Mammoths and mastodons were distantly-related kinds of elephants that lived during the Pleistocene. Their teeth were very different and are the best feature for telling them apart.
Mammoths and mastodons are extinct types of elephants (or, more technically, proboscideans) that are frequently confused. Both were common during the Ice Age of the Pleistocene Epoch, but they had different ecological preferences and are usually found separately as fossils.
In skeletal details, the quickest way to tell the difference between a mammoth and mastodon skeleton is by the teeth (see below). The teeth are indicative of the two species' ecological differences. Both mammoths and mastodons became extinct around 10,000 years ago.
Mammoths were close cousins of modern African and Asian elephants.

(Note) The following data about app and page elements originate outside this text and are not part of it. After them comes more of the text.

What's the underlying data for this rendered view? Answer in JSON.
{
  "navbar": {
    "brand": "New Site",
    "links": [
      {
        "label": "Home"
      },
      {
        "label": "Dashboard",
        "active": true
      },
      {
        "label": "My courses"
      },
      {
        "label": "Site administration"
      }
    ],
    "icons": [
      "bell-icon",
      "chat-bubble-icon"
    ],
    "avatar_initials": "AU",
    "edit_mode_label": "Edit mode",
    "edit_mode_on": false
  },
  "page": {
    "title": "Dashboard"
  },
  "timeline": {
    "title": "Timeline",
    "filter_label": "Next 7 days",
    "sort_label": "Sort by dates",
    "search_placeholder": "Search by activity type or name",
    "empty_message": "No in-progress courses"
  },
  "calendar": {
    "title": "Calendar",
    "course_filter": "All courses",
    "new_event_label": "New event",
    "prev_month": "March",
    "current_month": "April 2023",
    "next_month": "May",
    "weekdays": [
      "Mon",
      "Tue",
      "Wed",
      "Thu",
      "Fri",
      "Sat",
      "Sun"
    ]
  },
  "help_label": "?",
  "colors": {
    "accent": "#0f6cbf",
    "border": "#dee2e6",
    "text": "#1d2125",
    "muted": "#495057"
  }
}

Compared with mastodons, mammoths were taller and thinner, with a high "domed" skull.
Mammoths had teeth with numerous parallel rows of low ridges, very similar to those of modern elephants. They referred tough, silica-rich grasses. Their teeth were therefore suitable for grinding.
Mastodons are distant relatives of modern elephants and mammoths. They are a separate evolutionary branch of proboscideans that branched off from the modern elephant line during the Miocene epoch.
Compared with mammoths, mastodons have a shorter, stockier build and longer body.
Mastodons have teeth with cone-shaped ridges, a bit like the bottom of an egg carton. They preferred to bite off twigs of brush and trees. Their teeth were therefore adapted for cutting.